However, it is not yet possible to calculate the quality of the clusterings for the stars objects:

landcover_grid_starsq = lsp_add_quality(landcover_grid_stars, landcover_dist)
#> Error: This function requires an sf object as the x argument.

Irregular local landscapes

The motif package also allows for the clustering of irregular regions based on the user-provided polygons. It has an example spatial vector dataset, ecoregions.gpkg, which contains terrestrial ecoregions for New Guinea from

ecoregions = read_sf(system.file("vector/ecoregions.gpkg", package = "motif"))

This dataset has 22 rows, where each row relates to one ecoregion. Each ecoregion is also related to a unique value in the id column.

The first step here is to calculate a signature for each ecoregion using lsp_signature():

landcover_cove2 = lsp_signature(landcover, type = "cove",
                                 window = ecoregions["id"], normalization = "pdf")

Next step involves calculating distances between signatures of ecoregions:

landcover_dist2 = lsp_to_dist(landcover_cove2, dist_fun = "jensen-shannon")
#> Metric: 'jensen-shannon' using unit: 'log2'; comparing: 22 vectors.

Again, we find clusters using a hierarchical clustering:

landcover_hclust2 = hclust(landcover_dist2, method = "ward.D2")

This time, we divide the data into four clusters:

clusters2 = cutree(landcover_hclust2, k = 4)


Next steps are to add clusters ids to the sf object:

landcover_grid_sf2 = lsp_add_clusters(landcover_cove2, clusters2,
                                      window = ecoregions["id"])

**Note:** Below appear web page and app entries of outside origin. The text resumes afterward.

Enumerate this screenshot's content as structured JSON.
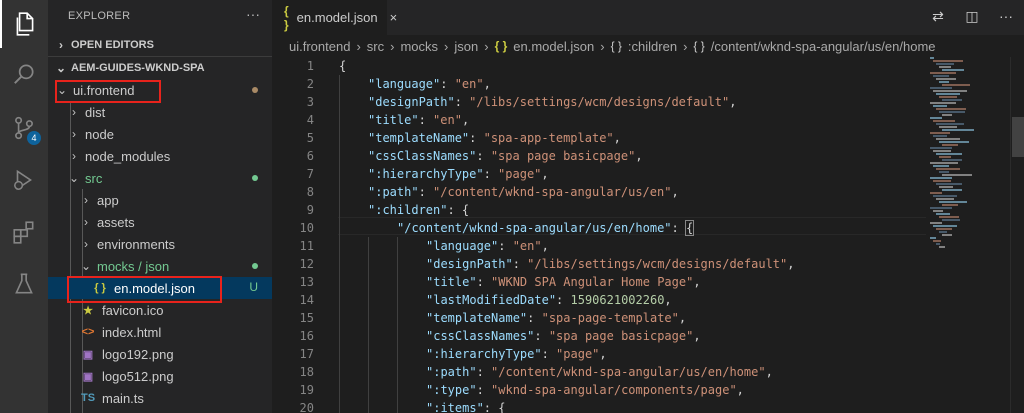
{
  "colors": {
    "activity_bg": "#333333",
    "sidebar_bg": "#252526",
    "editor_bg": "#1e1e1e",
    "key": "#9cdcfe",
    "string": "#ce9178",
    "number": "#b5cea8",
    "modified_dot": "#a98a66",
    "untracked": "#73c991",
    "highlight_box": "#e8231c"
  },
  "activity_bar": {
    "icons": [
      "files-icon",
      "search-icon",
      "source-control-icon",
      "run-debug-icon",
      "extensions-icon",
      "testing-icon"
    ],
    "scm_badge": "4"
  },
  "sidebar": {
    "title": "EXPLORER",
    "more_label": "···",
    "open_editors": "OPEN EDITORS",
    "workspace": "AEM-GUIDES-WKND-SPA",
    "tree": [
      {
        "label": "ui.frontend",
        "type": "folder",
        "open": true,
        "status": "modified"
      },
      {
        "label": "dist",
        "type": "folder",
        "open": false
      },
      {
        "label": "node",
        "type": "folder",
        "open": false
      },
      {
        "label": "node_modules",
        "type": "folder",
        "open": false
      },
      {
        "label": "src",
        "type": "folder",
        "open": true,
        "status": "untracked"
      },
      {
        "label": "app",
        "type": "folder",
        "open": false
      },
      {
        "label": "assets",
        "type": "folder",
        "open": false
      },
      {
        "label": "environments",
        "type": "folder",
        "open": false
      },
      {
        "label": "mocks / json",
        "type": "folder",
        "open": true,
        "status": "untracked"
      },
      {
        "label": "en.model.json",
        "type": "json",
        "status_letter": "U",
        "selected": true
      },
      {
        "label": "favicon.ico",
        "type": "ico"
      },
      {
        "label": "index.html",
        "type": "html"
      },
      {
        "label": "logo192.png",
        "type": "png"
      },
      {
        "label": "logo512.png",
        "type": "png"
      },
      {
        "label": "main.ts",
        "type": "ts"
      }
    ],
    "file_icons": {
      "json": "{ }",
      "ico": "★",
      "html": "<>",
      "png": "▣",
      "ts": "TS"
    }
  },
  "editor": {
    "tab_label": "en.model.json",
    "tab_icon": "{ }",
    "close_glyph": "×",
    "actions": [
      "⇄",
      "◫",
      "···"
    ],
    "breadcrumb": [
      "ui.frontend",
      "src",
      "mocks",
      "json",
      "en.model.json",
      ":children",
      "/content/wknd-spa-angular/us/en/home"
    ],
    "code_lines": [
      {
        "n": "1",
        "indent": 0,
        "parts": [
          [
            "p",
            "{"
          ]
        ]
      },
      {
        "n": "2",
        "indent": 1,
        "parts": [
          [
            "k",
            "\"language\""
          ],
          [
            "p",
            ": "
          ],
          [
            "s",
            "\"en\""
          ],
          [
            "p",
            ","
          ]
        ]
      },
      {
        "n": "3",
        "indent": 1,
        "parts": [
          [
            "k",
            "\"designPath\""
          ],
          [
            "p",
            ": "
          ],
          [
            "s",
            "\"/libs/settings/wcm/designs/default\""
          ],
          [
            "p",
            ","
          ]
        ]
      },
      {
        "n": "4",
        "indent": 1,
        "parts": [
          [
            "k",
            "\"title\""
          ],
          [
            "p",
            ": "
          ],
          [
            "s",
            "\"en\""
          ],
          [
            "p",
            ","
          ]
        ]
      },
      {
        "n": "5",
        "indent": 1,
        "parts": [
          [
            "k",
            "\"templateName\""
          ],
          [
            "p",
            ": "
          ],
          [
            "s",
            "\"spa-app-template\""
          ],
          [
            "p",
            ","
          ]
        ]
      },
      {
        "n": "6",
        "indent": 1,
        "parts": [
          [
            "k",
            "\"cssClassNames\""
          ],
          [
            "p",
            ": "
          ],
          [
            "s",
            "\"spa page basicpage\""
          ],
          [
            "p",
            ","
          ]
        ]
      },
      {
        "n": "7",
        "indent": 1,
        "parts": [
          [
            "k",
            "\":hierarchyType\""
          ],
          [
            "p",
            ": "
          ],
          [
            "s",
            "\"page\""
          ],
          [
            "p",
            ","
          ]
        ]
      },
      {
        "n": "8",
        "indent": 1,
        "parts": [
          [
            "k",
            "\":path\""
          ],
          [
            "p",
            ": "
          ],
          [
            "s",
            "\"/content/wknd-spa-angular/us/en\""
          ],
          [
            "p",
            ","
          ]
        ]
      },
      {
        "n": "9",
        "indent": 1,
        "parts": [
          [
            "k",
            "\":children\""
          ],
          [
            "p",
            ": {"
          ]
        ]
      },
      {
        "n": "10",
        "indent": 2,
        "parts": [
          [
            "k",
            "\"/content/wknd-spa-angular/us/en/home\""
          ],
          [
            "p",
            ": "
          ],
          [
            "b",
            "{"
          ]
        ]
      },
      {
        "n": "11",
        "indent": 3,
        "parts": [
          [
            "k",
            "\"language\""
          ],
          [
            "p",
            ": "
          ],
          [
            "s",
            "\"en\""
          ],
          [
            "p",
            ","
          ]
        ]
      },
      {
        "n": "12",
        "indent": 3,
        "parts": [
          [
            "k",
            "\"designPath\""
          ],
          [
            "p",
            ": "
          ],
          [
            "s",
            "\"/libs/settings/wcm/designs/default\""
          ],
          [
            "p",
            ","
          ]
        ]
      },
      {
        "n": "13",
        "indent": 3,
        "parts": [
          [
            "k",
            "\"title\""
          ],
          [
            "p",
            ": "
          ],
          [
            "s",
            "\"WKND SPA Angular Home Page\""
          ],
          [
            "p",
            ","
          ]
        ]
      },
      {
        "n": "14",
        "indent": 3,
        "parts": [
          [
            "k",
            "\"lastModifiedDate\""
          ],
          [
            "p",
            ": "
          ],
          [
            "n",
            "1590621002260"
          ],
          [
            "p",
            ","
          ]
        ]
      },
      {
        "n": "15",
        "indent": 3,
        "parts": [
          [
            "k",
            "\"templateName\""
          ],
          [
            "p",
            ": "
          ],
          [
            "s",
            "\"spa-page-template\""
          ],
          [
            "p",
            ","
          ]
        ]
      },
      {
        "n": "16",
        "indent": 3,
        "parts": [
          [
            "k",
            "\"cssClassNames\""
          ],
          [
            "p",
            ": "
          ],
          [
            "s",
            "\"spa page basicpage\""
          ],
          [
            "p",
            ","
          ]
        ]
      },
      {
        "n": "17",
        "indent": 3,
        "parts": [
          [
            "k",
            "\":hierarchyType\""
          ],
          [
            "p",
            ": "
          ],
          [
            "s",
            "\"page\""
          ],
          [
            "p",
            ","
          ]
        ]
      },
      {
        "n": "18",
        "indent": 3,
        "parts": [
          [
            "k",
            "\":path\""
          ],
          [
            "p",
            ": "
          ],
          [
            "s",
            "\"/content/wknd-spa-angular/us/en/home\""
          ],
          [
            "p",
            ","
          ]
        ]
      },
      {
        "n": "19",
        "indent": 3,
        "parts": [
          [
            "k",
            "\":type\""
          ],
          [
            "p",
            ": "
          ],
          [
            "s",
            "\"wknd-spa-angular/components/page\""
          ],
          [
            "p",
            ","
          ]
        ]
      },
      {
        "n": "20",
        "indent": 3,
        "parts": [
          [
            "k",
            "\":items\""
          ],
          [
            "p",
            ": {"
          ]
        ]
      }
    ]
  }
}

The results show that most area of New Guinea belongs to the second clusters, with only one ecoregion of cluster 3 (small islands south from New Guinea) and cluster 4.

plot(landcover_grid_sf2["clust"], pal = safe_pal4)


The first cluser, for example, consists of nine ecoregions, from which we sampled only three.

landcover_grid_sf2_1 = subset(landcover_grid_sf2, clust == 1)
sample(landcover_grid_sf2_1$id, 3)
#> [1] 10  1 22

Next, we can extract their land cover using lsp_extract(). This cluster contains landscapes mostly covered by forest with small areas of agriculture.

plot(lsp_extract(landcover, window = ecoregions["id"], id = 10), key.pos = NULL)
#> downsample set to c(1,1)

plot(lsp_extract(landcover, window = ecoregions["id"], id = 1), key.pos = NULL)

plot(lsp_extract(landcover, window = ecoregions["id"], id = 22), key.pos = NULL)


Final step involves calculating the quality metrics of the obtained clusters:

landcover_grid_sfq2 = lsp_add_quality(landcover_grid_sf2, landcover_dist2)
plot(landcover_grid_sfq2["inhomogeneity"], pal = inhomogeneity_pal[c(1, 3, 6)])

plot(landcover_grid_sfq2["distinction"], pal = distinction_pal[c(1, 2, 3, 6)])

plot(landcover_grid_sfq2["quality"], pal = quality_pal[c(1, 3, 6)])


To create a stars object with a new attribute clust, we should set output = "stars". However, it is not yet possible to calculate the quality of the clustering for the stars objects.

landcover_grid_stars2 = lsp_add_clusters(landcover_cove2, clusters2, 
                                         window = ecoregions["id"], output = "stars")
#> Warning: Column signature is of a list class and will be dropped from the output
#> object.
plot(landcover_grid_stars2["clust"], col = safe_pal4)
#> downsample set to c(13,13)